My go-to dessert—I've been known to order two in one sitting—is the chocolate, orange and ricotta tart.
Before we set out to adapt this filling, however, we needed to find a suitable partner in a crust, one that was humble but could share culinary honors with the filling.
That search took us to the pastry case of Vancouver's Beaucoup Bakery. There, we found a sunny yellow lemon-yuzu tart with the honest-but-special crust we were looking for: a crisp, slightly crunchy almond meal affair that had us at first bite. The copper-colored crust is a riff on classic French pâte sucrée, a sweet, sturdy dough that bakes up with the crumbly texture of a cookie. (In fact, the late, legendary pastry chef Gaston Lenôtre called for pulverized almonds in his pâte sucrée recipe.)
Beaucoup's founder and former owner Jackie Kai Ellis used the dough as a platform for all of the bakery's tarts, sweet and savory. It's a recipe she learned in pastry school in France, where the art of tarts was drilled into the designer-turned-baker's mind. While she can speak at length about the precision required for making a proper tart—perfectly even shells, 90 degree angles and uniformly colored crusts are but a few factors—when it comes to this crust, “It's quite easy,” she says.
Flour, almond meal, a little sugar, quite a bit of butter and some eggs come together in a mixer to make a very short, but very stable dough. “The glutens are quite loose because of all the fat content and sugar content in the almond,” Ellis says. And, thanks to the almond meal, the dough has a deeper flavor and crisper texture than traditional pâte sucrée.

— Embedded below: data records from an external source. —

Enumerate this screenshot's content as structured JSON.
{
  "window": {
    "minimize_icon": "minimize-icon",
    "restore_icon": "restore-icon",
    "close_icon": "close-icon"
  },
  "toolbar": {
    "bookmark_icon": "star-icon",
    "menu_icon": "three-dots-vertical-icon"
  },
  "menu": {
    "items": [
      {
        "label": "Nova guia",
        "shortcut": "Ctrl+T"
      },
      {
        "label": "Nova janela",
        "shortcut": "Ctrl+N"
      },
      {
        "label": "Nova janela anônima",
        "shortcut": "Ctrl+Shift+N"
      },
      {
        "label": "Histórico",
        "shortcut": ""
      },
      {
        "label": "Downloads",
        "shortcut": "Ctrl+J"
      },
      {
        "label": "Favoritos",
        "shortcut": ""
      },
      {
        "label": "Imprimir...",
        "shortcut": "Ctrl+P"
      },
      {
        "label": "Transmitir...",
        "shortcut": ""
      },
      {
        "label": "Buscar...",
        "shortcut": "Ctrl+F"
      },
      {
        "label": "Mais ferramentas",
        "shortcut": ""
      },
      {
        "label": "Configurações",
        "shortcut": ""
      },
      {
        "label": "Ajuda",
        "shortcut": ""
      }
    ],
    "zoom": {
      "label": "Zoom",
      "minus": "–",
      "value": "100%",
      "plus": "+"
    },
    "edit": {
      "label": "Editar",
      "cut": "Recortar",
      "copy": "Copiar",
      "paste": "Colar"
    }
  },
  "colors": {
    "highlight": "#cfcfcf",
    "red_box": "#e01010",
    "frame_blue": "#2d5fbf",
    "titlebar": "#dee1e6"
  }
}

At Milk Street, we began to develop a similar dough recipe using a 2:1 ratio of all-purpose and almond flours. We had to adjust the amount of butter, sugar and egg to get the right tender-firm balance. The result was a dough with great flavor and texture—and, to our delight, one that didn't shrink or slump when blind baked.
At Beaucoup, the pastry chefs roll out the dough with a machine called a sheeter. Ellis says you can do it by hand, as long as the dough is very cold beforehand. We liked an even simpler approach: Rather than roll out the crust—which can be a challenge with nut-based doughs—we crumbled the just-made dough directly into the tart pan, then pressed it into an even layer with a measuring cup. We didn't even need pie weights.
A brief stay in the freezer firmed the dough, and a long, low blind bake at 300°F browned it thoroughly. The blind bake develops the crust's nutty flavor and results in a super-crisp crust.
Next, we went back to the Rose Bakery filling: Carrarini's decadent cheesecake-style filling, made with ricotta, cream, orange zest and dark chocolate, all bound together with a tablespoon of flour. The flavors almost mimic those of cannoli filling—a likeness we built on with the addition of some cinnamon. We also lightened our version by omitting cream as well as the flour, and we reduced the amount of chocolate, allowing the ricotta and orange to come through more clearly.
Finally, we experimented with the best way to add chocolate to the tart: finely ground, pulsed into the filling, in large chunks and melted in single layer. We settled on chopping semisweet chocolate, which preserved the crisp-textured crust of this creamy, patisserie-worthy tart.